Author Iain Campbell showcases his highlights from his mammoth journey along the Indus River, from its mouth in Pakistan to its source in Tibet.Read more...
A year before this journey began I stood on a dusty pass above a Tibetan valley and looked down into a gathering gloom. Behind me was the darkening bulk of Mount Kailash, a holy mountain for Buddhists and Hindus. All day I had walked round that unclimbed, sacred mountain, among yak trains and Buddhist pilgrims. High above me the ferocious wind on the 22,000ft summit created a constant arc of spindrift against the blue of the sky. But in the dying light of evening I walked away from the path to look for something else. I walked away from where the vertical scratches of the north face met the valley and we had made our camp, past the buttery hive of a monastery that was cocooned in the fold of a cliff. Past the black felt tents where the yak herders’ dogs barked and pulled their chains taut at my approaching footsteps. The track faded where it was cut with tongues of scree.

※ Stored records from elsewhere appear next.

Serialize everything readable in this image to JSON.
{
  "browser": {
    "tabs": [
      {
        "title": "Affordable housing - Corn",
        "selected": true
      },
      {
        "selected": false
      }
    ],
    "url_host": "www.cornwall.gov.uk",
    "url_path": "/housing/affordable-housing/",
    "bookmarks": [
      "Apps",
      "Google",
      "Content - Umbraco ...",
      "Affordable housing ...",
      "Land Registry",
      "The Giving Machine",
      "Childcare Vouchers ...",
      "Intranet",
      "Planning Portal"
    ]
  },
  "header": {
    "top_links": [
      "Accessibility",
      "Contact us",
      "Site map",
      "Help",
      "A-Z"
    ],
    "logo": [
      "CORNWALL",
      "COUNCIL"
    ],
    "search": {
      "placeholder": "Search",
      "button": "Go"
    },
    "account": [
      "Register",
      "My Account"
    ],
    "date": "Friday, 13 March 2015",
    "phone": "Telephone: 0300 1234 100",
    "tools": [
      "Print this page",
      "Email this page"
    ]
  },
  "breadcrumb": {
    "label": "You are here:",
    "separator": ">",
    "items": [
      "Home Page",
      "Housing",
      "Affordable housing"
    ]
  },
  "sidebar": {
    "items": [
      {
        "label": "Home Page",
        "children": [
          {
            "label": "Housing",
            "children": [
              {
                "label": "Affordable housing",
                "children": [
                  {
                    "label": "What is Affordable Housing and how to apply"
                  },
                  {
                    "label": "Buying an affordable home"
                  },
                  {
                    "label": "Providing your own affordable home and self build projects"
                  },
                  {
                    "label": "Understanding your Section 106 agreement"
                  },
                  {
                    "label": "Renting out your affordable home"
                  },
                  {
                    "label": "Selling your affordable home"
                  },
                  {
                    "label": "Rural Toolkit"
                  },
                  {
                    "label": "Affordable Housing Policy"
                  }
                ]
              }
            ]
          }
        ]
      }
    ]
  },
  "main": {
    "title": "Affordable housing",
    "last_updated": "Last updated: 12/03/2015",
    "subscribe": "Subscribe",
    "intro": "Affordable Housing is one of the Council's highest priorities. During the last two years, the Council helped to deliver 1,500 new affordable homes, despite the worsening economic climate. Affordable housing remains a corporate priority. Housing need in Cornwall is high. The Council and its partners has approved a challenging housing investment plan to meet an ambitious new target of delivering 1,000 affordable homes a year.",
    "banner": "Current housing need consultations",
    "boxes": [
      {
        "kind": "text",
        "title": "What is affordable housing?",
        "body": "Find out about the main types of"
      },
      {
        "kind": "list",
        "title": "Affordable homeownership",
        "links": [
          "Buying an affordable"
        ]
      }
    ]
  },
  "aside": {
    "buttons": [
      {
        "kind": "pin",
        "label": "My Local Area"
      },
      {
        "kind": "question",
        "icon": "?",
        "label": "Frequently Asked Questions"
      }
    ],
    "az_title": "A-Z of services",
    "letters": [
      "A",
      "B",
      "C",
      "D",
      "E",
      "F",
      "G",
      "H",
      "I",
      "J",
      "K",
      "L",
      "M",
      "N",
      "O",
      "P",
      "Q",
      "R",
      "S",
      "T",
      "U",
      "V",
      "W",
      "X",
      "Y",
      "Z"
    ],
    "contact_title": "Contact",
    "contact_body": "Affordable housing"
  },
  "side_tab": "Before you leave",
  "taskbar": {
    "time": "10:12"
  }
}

Pakistan's Fairy Meadows were a scenic highlight of Iain's journey © Witthawas_Siri, Shutterstock
I caught up with some yak herders. They did not speak English but I knew the Tibetan for what I was looking for.
‘Senge Khabab, Senge Khabab?’ I said, ‘River from the Lion’s Mouth’, the Tibetan name for the source of the Indus River, one of the five great rivers of the Indian subcontinent. They repeated the words back to me, and more words in Tibetan that I couldn’t understand, pointing far away beyond rolling foothills to a distant crease in theland, where perhaps a river turned west, gathered streams and left Tibet. I think they were telling me I wouldn’t get to Senge Khabab that evening, it was too far. They held up their fingers and pointed to their animals. I would need two days, and food and yaks.
In my naivety I had thought that I would come across the source close to the path that encircled the mountain, because I had read that Mount Kailash is the source of four great rivers: the Brahmaputra, the Ganges, the Sutlej and the Indus. But the ridges and ice-encrusted spurs of Kailash were on a Himalayan scale, stretching dozens of miles from the summit.
The holy peak of Mount Kailash is sacred for both Hindus and Buddhists alike © Zzvet, Shutterstock
It was near sunset and cold air was running down the mountains. I stopped walking and sat on a rock. I would not see Senge Khabab on that trip. But this view had set something alight inside me.
An idea was conceived as I sat on that rock and I glowed with the excitement of it. I would travel the Indus, mouth to source. I watched the yak herders turn to shadows, then specks, then invisible far away on the scree, but I could still hear the clack of hooves on rock. I began planning a trip that would take me all along this river.
I originally hoped to do it by boat. I researched the possibility of shipping a flat-pack Canadian canoe out to Pakistan which I planned to assemble in the north and sail all the way down to Karachi. But a brief preparatory trip to Pakistan a few months later showed how unwise this would be. In the north the river comprised miles and miles of impossible rapids and in the south the river was so wide and prone to flooding that there were few towns visible from the water, which would make navigation impossible and the journey perhaps rather monotonous. Instead I decided to follow it more loosely by train and bus and on foot and use its route to make my way up Pakistan into India and Tibet.